Per NGS, Diggs hauled in the deep pass with a completion probability of just 15.6% — the lowest of any catch in the playoffs in the last four seasons, and the lowest by any Bills player in any game in the NGS era.
Allen was blitzed on 52.2% of his dropbacks, his highest rate faced since Week 14 in 2020, and faced a career-high 47.8% pressure rate. He countered this scheme by throwing 11 deep passes — the most by any quarterback in a game this season. He went 4-of-11 for 139 yards, with one touchdown and one interception, on those throws.
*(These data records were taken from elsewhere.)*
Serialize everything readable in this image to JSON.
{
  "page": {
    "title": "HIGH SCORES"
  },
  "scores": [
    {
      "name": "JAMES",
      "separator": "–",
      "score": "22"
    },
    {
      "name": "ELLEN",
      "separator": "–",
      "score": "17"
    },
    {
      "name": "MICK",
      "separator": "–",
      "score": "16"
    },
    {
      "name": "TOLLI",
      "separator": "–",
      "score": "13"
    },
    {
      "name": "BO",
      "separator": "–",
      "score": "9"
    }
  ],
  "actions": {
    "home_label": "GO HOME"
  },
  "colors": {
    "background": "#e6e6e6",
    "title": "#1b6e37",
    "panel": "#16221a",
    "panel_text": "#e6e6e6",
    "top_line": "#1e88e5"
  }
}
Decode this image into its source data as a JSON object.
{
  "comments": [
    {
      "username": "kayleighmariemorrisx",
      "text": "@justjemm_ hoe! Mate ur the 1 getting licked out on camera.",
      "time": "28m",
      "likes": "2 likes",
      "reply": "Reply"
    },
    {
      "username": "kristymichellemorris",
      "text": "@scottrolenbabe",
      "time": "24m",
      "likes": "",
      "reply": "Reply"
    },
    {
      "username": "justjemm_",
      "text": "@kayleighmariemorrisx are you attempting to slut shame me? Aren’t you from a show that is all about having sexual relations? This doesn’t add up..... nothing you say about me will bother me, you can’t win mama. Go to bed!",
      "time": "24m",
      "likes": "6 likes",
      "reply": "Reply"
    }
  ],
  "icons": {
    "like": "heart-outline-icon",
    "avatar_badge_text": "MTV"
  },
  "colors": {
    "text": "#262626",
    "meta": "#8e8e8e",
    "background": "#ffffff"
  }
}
Buffalo clearly felt the deep-ball game was there, as Allen averaged 11.6 air yards per completion, 15.5 air yards per attempt, and 6.7 air yards past the sticks, all season highs.
This is where Diggs came in as a safety blanket when the Miami Dolphins sent the heat. Diggs caught all five of his targets for 102 yards, marking his most yards versus the blitz in a game since 2016. Per NGS, he caught seven passes for 114 yards and had a +20.0% catch rate over expected overall.
On the other side of the field was Davis, who caught five of seven targets on passes over 10 air yards for 105 yards and a touchdown. In the postseason (since 2020, in Davis’ case), on passes traveling 10 or more air yards, Davis has +5.9 receptions over expected (first), +145 receiving yards over expected (first), and six touchdowns (first). He had the lowest cushion of any receiver this week (3.7 yards), although he had a healthy average separation of three yards. His 23-yard touchdown grab had a completion probability of 31.1%, the fifth-most improbable of the week, and Davis had just 1.4 yards of sideline distance to get both feet in bounds.
Although the run game wasn’t utilized too much, Singletary picked up a modest 48 yards on 10 carries (+11 rushing yards over expected) and faced a stacked box on 50% of his rushes. He gained yards over expecetd on 60% of his carries — the highest mark among running backs in the wild card round. Miami also stacked the box on 41.7% of Cook’s carries, which totaled out to 12 for 39 yards (-9 RYOE). Cook was also one of just four running backs to score a rushing touchdown over the weekend.
Buffalo’s defense came up big on multiple occasions, but one play that stood out was made by Elam on the final drive of the game for the Dolphins. He effectively broke up quarterback Skylar Thompson’s pass intended for tight end Mike Gesicki to force a turnover on downs. Per NGS, the rookie allowed just one reception for two yards and an interception on five targets. As a team, the Bills limited Thompson well, as his 44.7 passer rating was the lowest of the weekend, as well as his -15% completion percentage below expectation.
An interesting stat from NGS regarding both squads is that each team had 12 different players record a pressure, tying the NGS era record for the most players with a pressure in a game (24).